“It was a wide-open jump shot,” he said. “Coaches always tell us to shoot with confidence. When you’re open with that, you have to take the shot.”

5) Bryant McIntosh misses game-tying layup

With the game on the line, Northwestern coach Chris Collins wanted the ball in Bryant McIntosh’s hands.

The freshman has been nothing but reliable this year, and when a lane to the basket opened for him with the clock winding down, the Wolverines and Wildcats seemed destined for overtime.

Given the circumstances, Northwestern did a fantastic job of moving the ball. McIntosh carried the ball up the court, and he got the ball to Olah inside. There, the center had a clear height advantage over LeVert, but he instead kicked out to Lindsey, who made a snap pass back to McIntosh at the three-point line.

There, McIntosh easily beat Bielfeldt off the dribble — although the big man did a good job of running McIntosh off the line — and the Wolverines’ defense broke down. Walton was defending a corner three, and leaving his man would mean allowing the potential game-winning three. Meanwhile, LeVert was being boxed out by Olah inside.

McIntosh missed, plain and simple. Walton’s jab inside seems to have forced the freshman to pull up a moment sooner than he would’ve liked, but it was still a look McIntosh would make nine times out of 10. But the bunny hit the glass and rolled off the rim, LeVert and Irvin tipped the ball away, and time expired.

“We got a ‘W,’ ” Beilein said. “I don’t know how, but we ended up getting it, and we’ll take it.”

Unfortunately the Wolverines also lost their best player for the season as Caris LeVert rolled his foot in the waning moments of the game. The team announced LeVert would undergo surgery this week and miss the remainder of his junior year.

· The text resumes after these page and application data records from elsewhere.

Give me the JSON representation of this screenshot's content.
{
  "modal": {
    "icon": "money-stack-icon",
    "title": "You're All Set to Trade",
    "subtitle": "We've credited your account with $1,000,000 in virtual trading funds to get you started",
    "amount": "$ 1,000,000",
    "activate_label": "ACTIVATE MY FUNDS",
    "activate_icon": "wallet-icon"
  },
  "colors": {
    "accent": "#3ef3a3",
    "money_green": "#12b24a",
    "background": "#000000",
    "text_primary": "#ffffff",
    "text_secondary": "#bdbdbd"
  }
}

  • ChocoJoe

    Nice adjustment on the placement of the first video. I was going to point that out.